* **Recorded information**:
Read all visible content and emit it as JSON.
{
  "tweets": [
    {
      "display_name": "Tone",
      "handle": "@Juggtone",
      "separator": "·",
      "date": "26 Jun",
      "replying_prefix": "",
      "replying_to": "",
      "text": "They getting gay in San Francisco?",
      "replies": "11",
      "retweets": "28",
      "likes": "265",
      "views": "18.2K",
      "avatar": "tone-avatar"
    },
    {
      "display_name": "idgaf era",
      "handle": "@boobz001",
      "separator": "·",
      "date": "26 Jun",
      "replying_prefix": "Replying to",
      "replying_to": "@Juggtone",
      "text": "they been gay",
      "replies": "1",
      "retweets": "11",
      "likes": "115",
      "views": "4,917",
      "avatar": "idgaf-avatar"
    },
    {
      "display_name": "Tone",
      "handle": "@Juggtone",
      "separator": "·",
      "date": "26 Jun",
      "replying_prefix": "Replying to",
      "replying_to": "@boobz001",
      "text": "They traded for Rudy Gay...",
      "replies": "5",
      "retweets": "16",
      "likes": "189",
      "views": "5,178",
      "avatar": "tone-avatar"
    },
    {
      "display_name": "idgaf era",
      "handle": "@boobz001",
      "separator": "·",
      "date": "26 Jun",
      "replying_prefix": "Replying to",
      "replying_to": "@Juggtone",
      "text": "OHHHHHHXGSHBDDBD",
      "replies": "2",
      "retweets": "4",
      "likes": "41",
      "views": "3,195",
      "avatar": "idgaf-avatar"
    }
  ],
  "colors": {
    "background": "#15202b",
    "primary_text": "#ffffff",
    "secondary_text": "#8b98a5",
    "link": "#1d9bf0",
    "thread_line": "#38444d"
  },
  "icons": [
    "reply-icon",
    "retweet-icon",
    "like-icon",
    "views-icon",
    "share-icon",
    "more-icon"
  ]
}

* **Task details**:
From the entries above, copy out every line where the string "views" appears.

* **Output for this task**:
      "views": "18.2K",
      "views": "4,917",
      "views": "5,178",
      "views": "3,195",
    "views-icon",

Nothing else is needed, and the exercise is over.